The Dalai Lama once said, “If you want others to be happy, practice compassion. If you want to be happy, practice compassion.” While we often think of compassion as being an inherent trait, it can be cultivated and strengthened over time. Spiritual philosophy has long advocated for the many benefits of compassion, both for the self and the entire world. Still, studies have proven that empathy leads to greater life satisfaction and overall wellbeing. For those in recovery from addiction, developing compassion may require even more effort than for most. On the other hand, the rewards are likely to be higher. The key to developing compassion is implementing a daily practice through intentional activities and skill-building. Becoming a more compassionate person can lead to monumental shifts in your life and the lives of those around you.
Start Each Day with Compassion
How you start your day is a powerful predictor of how the rest of the day will go. Try having a morning ritual that involves stating your intent to practice compassion throughout your day. You can do so by writing it down, meditating, or speaking it out loud to yourself in the mirror. A simple phrase like, “Today I will be compassionate by having kind thoughts about myself and others. I will help those around me however I can,” is a great way to start. You can change your daily affirmation to suit your circumstances or keep the same one, finding renewed meaning in it each morning.
Recognize Common Human Qualities
In our society, we often slip into an “us versus them” mentality.
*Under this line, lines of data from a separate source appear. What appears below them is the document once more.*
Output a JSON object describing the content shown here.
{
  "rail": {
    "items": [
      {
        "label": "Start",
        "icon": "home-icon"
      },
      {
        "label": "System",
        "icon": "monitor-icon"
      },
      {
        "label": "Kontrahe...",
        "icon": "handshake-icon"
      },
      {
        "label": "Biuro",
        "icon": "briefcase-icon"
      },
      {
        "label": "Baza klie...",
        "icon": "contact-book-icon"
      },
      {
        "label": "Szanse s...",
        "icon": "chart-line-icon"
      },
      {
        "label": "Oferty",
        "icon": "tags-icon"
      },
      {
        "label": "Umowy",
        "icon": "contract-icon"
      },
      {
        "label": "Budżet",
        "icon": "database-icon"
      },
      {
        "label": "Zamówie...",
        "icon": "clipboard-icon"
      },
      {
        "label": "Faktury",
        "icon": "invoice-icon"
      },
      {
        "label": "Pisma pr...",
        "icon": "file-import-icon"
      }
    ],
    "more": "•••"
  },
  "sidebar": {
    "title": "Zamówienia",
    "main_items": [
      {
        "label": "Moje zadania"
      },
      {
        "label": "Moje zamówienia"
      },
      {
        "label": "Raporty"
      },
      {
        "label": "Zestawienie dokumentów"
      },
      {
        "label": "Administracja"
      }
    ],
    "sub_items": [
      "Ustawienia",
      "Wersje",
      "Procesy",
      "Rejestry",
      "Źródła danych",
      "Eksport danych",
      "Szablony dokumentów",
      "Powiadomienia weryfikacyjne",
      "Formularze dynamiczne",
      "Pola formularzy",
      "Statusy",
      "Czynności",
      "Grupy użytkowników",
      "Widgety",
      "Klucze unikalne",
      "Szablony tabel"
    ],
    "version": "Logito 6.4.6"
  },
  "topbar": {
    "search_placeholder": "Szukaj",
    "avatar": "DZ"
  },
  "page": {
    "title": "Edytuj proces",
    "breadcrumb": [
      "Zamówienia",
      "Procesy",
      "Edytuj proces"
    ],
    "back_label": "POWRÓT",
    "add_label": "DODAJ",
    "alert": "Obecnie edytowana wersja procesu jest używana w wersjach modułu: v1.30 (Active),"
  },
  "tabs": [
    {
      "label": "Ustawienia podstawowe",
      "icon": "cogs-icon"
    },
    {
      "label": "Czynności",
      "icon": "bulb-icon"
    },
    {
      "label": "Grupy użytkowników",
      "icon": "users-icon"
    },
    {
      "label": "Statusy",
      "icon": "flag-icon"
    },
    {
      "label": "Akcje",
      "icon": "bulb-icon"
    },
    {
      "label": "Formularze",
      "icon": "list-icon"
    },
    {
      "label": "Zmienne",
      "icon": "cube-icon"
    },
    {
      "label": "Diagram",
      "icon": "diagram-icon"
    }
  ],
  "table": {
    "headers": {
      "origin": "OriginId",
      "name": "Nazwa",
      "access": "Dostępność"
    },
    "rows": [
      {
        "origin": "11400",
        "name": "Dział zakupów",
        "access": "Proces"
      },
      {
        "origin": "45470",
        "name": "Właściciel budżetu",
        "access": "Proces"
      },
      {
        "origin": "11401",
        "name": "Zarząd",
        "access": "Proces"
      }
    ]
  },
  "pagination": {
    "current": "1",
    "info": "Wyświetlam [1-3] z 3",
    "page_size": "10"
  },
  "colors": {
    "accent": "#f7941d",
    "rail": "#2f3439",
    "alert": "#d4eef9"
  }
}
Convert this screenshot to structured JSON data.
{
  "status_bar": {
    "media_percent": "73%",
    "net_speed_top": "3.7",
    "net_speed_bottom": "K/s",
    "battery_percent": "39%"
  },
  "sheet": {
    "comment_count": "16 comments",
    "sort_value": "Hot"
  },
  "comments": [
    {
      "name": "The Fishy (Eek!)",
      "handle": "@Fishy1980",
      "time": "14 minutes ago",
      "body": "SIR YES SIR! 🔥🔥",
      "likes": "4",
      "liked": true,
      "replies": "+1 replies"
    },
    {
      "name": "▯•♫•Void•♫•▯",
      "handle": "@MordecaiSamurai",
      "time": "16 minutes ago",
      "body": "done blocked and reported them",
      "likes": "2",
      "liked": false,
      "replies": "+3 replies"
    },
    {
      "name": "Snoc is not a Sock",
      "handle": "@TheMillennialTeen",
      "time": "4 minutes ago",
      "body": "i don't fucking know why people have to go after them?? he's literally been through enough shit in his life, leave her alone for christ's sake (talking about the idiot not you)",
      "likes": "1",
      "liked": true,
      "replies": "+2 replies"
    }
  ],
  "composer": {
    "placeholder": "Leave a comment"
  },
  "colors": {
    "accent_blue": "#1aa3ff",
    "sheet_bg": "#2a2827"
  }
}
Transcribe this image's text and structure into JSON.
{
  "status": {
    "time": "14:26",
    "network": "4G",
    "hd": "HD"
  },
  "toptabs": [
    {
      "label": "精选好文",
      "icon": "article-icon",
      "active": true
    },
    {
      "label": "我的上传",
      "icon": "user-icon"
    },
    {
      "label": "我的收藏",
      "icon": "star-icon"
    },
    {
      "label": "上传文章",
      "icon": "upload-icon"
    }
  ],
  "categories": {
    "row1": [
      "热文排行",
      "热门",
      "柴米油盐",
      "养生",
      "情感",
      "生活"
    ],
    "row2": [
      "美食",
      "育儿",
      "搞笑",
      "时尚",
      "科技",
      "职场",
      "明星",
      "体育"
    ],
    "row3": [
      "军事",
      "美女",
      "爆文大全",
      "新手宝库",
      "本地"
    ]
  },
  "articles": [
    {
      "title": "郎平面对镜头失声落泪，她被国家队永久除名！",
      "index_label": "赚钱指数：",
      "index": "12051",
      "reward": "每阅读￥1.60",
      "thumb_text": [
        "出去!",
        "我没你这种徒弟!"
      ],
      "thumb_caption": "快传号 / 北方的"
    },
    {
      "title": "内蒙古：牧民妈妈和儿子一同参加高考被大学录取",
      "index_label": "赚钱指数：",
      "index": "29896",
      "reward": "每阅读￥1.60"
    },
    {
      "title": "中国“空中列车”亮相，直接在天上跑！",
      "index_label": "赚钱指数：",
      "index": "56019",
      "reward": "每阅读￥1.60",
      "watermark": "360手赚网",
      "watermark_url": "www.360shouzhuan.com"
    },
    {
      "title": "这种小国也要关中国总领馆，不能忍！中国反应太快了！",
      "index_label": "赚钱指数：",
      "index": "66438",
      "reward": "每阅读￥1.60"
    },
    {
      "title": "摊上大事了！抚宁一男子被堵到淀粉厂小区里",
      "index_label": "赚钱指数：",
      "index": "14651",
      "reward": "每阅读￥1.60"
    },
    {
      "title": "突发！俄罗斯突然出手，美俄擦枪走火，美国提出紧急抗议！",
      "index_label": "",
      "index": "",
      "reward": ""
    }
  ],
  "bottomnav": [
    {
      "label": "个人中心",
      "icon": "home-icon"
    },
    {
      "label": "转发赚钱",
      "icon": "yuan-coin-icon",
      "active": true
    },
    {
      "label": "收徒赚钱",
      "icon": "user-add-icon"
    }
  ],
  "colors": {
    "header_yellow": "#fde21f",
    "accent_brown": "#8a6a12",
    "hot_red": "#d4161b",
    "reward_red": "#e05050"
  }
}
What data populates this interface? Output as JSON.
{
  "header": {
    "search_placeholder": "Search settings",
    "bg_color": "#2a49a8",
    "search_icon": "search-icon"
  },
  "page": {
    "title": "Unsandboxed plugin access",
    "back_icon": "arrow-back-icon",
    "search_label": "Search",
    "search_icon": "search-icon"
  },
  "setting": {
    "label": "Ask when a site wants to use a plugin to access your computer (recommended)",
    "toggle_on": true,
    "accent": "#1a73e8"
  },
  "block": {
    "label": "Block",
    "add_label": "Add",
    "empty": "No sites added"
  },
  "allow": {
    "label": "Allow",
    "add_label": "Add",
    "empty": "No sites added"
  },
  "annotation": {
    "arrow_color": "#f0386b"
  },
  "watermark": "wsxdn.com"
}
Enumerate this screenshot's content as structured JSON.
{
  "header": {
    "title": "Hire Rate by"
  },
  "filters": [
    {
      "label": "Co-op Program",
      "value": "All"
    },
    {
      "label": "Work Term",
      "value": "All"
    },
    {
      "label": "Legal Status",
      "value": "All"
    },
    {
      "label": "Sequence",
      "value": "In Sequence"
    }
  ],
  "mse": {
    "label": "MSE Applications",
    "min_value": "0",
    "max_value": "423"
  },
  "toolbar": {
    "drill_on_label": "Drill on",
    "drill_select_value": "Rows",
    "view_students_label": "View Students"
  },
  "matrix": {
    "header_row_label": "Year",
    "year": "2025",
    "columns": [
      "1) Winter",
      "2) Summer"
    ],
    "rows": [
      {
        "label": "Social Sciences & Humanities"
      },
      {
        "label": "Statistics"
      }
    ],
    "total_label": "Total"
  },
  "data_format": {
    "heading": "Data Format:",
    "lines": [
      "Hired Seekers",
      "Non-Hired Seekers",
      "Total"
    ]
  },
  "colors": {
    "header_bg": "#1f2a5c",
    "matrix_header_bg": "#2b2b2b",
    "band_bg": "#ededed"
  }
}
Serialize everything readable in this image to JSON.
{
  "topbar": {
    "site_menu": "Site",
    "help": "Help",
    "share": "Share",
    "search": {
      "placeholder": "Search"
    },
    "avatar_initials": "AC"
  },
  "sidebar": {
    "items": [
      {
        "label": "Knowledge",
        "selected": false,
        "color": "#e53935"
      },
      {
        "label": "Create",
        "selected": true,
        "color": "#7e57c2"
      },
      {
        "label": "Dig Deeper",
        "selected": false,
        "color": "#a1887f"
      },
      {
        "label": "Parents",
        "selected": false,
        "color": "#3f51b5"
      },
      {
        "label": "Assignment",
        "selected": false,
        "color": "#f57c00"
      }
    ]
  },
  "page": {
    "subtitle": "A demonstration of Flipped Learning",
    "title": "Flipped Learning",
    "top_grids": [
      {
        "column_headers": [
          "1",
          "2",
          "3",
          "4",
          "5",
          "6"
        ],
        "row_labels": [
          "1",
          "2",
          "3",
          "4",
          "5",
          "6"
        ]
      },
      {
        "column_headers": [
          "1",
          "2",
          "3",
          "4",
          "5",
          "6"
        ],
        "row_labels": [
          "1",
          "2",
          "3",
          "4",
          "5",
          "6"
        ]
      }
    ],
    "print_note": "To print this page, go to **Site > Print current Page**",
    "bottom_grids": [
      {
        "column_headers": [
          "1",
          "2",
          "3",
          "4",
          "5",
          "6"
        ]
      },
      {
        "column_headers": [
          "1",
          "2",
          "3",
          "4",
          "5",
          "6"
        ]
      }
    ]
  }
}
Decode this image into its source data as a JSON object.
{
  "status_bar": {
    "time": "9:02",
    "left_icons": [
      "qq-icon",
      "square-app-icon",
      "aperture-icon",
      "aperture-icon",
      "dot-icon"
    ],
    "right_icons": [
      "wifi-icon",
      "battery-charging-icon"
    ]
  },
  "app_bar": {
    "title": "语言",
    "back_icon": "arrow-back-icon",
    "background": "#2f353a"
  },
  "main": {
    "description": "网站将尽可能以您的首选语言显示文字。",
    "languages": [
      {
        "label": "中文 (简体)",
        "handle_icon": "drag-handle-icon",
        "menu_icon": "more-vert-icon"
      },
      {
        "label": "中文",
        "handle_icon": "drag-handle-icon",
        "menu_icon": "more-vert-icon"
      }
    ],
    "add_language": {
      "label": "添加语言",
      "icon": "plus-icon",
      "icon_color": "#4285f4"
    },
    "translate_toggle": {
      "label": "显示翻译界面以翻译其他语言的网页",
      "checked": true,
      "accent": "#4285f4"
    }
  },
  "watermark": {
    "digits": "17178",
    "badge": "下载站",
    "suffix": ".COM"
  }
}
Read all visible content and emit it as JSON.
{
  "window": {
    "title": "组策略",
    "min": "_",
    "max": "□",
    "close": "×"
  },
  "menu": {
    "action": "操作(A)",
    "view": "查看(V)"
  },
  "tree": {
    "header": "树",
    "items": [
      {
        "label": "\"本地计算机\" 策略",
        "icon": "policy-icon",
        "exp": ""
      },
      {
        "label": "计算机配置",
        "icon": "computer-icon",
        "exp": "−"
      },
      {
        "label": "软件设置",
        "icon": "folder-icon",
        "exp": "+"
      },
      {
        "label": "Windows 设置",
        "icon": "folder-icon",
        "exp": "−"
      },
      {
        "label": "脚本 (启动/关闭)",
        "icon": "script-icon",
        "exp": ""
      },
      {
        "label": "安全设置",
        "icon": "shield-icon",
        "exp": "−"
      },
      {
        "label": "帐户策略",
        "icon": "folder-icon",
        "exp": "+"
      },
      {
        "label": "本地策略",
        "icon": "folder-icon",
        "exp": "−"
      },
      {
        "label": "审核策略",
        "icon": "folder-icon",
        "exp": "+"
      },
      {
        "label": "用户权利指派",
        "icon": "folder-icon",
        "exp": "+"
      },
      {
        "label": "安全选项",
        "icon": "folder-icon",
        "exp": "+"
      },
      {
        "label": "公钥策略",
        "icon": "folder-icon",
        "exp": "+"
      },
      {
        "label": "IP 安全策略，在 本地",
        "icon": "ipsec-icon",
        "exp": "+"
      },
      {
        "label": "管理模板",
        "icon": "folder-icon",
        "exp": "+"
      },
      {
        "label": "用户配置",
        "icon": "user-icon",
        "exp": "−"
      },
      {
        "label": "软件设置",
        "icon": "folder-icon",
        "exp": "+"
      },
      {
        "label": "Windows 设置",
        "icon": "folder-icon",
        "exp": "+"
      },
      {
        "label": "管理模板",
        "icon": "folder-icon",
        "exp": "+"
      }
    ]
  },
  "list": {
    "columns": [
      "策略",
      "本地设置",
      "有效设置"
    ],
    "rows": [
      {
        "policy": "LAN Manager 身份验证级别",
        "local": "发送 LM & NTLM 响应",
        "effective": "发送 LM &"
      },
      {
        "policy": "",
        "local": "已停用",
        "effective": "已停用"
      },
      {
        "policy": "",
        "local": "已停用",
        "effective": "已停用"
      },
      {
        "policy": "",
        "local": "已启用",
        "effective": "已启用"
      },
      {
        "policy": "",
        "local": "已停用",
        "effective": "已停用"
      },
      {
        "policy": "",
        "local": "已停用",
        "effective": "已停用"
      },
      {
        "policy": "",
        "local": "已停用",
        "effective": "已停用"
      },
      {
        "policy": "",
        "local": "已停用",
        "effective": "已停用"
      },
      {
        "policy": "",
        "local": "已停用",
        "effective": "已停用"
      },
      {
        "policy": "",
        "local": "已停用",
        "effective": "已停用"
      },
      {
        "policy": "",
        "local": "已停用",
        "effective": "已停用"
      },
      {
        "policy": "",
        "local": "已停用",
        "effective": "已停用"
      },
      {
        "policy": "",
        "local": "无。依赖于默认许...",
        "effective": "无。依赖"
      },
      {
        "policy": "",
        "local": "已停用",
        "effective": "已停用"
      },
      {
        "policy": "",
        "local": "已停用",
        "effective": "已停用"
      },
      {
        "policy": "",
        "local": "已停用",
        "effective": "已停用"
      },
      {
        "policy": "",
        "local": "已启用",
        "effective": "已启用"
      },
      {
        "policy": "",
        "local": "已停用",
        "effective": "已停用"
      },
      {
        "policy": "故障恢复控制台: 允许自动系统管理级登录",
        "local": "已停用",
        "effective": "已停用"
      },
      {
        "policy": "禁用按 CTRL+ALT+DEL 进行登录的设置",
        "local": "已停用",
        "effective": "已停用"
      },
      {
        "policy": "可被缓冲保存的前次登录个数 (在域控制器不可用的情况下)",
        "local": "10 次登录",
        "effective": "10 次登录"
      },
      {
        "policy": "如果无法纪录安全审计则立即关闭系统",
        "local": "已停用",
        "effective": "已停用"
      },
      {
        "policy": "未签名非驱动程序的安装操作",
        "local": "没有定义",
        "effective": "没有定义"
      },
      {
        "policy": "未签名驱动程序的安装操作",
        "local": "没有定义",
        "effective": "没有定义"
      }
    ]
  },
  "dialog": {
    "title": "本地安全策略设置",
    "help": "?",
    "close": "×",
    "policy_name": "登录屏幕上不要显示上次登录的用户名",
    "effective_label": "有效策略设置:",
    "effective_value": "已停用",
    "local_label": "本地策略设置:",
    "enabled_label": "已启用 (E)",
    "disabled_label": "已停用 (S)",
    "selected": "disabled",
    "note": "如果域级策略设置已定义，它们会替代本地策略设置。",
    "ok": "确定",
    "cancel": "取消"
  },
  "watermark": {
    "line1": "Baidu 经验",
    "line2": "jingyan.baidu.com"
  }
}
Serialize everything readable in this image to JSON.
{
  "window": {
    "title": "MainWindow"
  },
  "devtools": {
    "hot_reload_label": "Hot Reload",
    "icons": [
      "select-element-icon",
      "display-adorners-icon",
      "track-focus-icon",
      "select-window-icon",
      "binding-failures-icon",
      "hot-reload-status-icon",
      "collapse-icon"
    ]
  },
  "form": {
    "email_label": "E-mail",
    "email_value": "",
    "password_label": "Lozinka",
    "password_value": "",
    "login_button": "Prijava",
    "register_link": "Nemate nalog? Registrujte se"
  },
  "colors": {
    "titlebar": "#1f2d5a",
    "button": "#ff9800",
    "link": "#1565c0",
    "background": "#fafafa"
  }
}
Through political differences, racism, socioeconomic stratification, etc., we see ourselves as different than others. You may be able to think of a time where you saw yourself as better than someone. Perhaps you often enter into situations with the belief that other people are superior to you. This kind of thinking can create anger, resentment, and an inability to relate to those around you. Instead, try focusing on the things you have in common with almost all human beings. Everyone, for example, wants to be happy. Almost everyone you meet is doing their best with what life has given them. Most importantly, of course, everyone is trying to avoid suffering. By focusing on these facts, it becomes easier to see situations from the perspective of others. Then, you can make choices that cause the least amount of harm.
Imagine Others’ Suffering as Your Own
Most people are naturally self-centered. Focusing on your self and your personal needs isn’t always a bad thing. In fact, it is a quality born out of the instinct to survive. However, to grow and evolve as a human being, it is crucial to resist constant self-centeredness. Instead, try to open yourself up to the needs of others. You can begin to practice this skill by imagining the suffering of others and thinking about how it would feel if that suffering was your own. When you see someone who is struggling, imagine how it would feel to be in their shoes. Consider how desperate you would be to escape that suffering. Imagining those feelings is a great way to think about how you might help that person, even if it is only by lending them emotional support.
Turn Anger into Compassion
One of the most challenging aspects of developing compassion is learning to feel compassionate towards those that have hurt you. However, this is a necessary step in allowing compassion to transform your life. By seeing people who have wronged you as very similar to yourself, it becomes easier to see why they inflicted pain. Like yourself, they are merely working with what life has given them and seeking happiness. Often, people who feel the need to hurt others are the ones who are suffering the most. By letting go of anger and sending compassion to those who have hurt you, you are ridding yourself of suffering. This process is especially vital for those in recovery from addiction. Many people with addictions have suffered trauma at the hands of others, and holding on to anger can be a severe hindrance to healing. Forgiving people who have hurt you and practicing compassion towards them doesn’t necessarily mean maintaining a relationship with them. This is especially true if keeping that person in your life is likely to lead to further harm. By practicing mindfulness and cultivating kindness in your thoughts towards others, you are one step closer to a life of peace.
If you or someone you love is struggling with addiction and mental health issues, now is the time to reach out for help. At Burning Tree, you will find knowledgeable and compassionate professionals that structure treatment to fit individual needs, including the identification of co-occurring disorders. Through accountability and commitment to the 12 steps, each client will develop the tools to create a sober lifestyle and find lasting recovery. We specialize in the treatment of chronic relapsers and believe with the right support, you can experience real and permanent healing. For more information, call us now at 866-287-2877.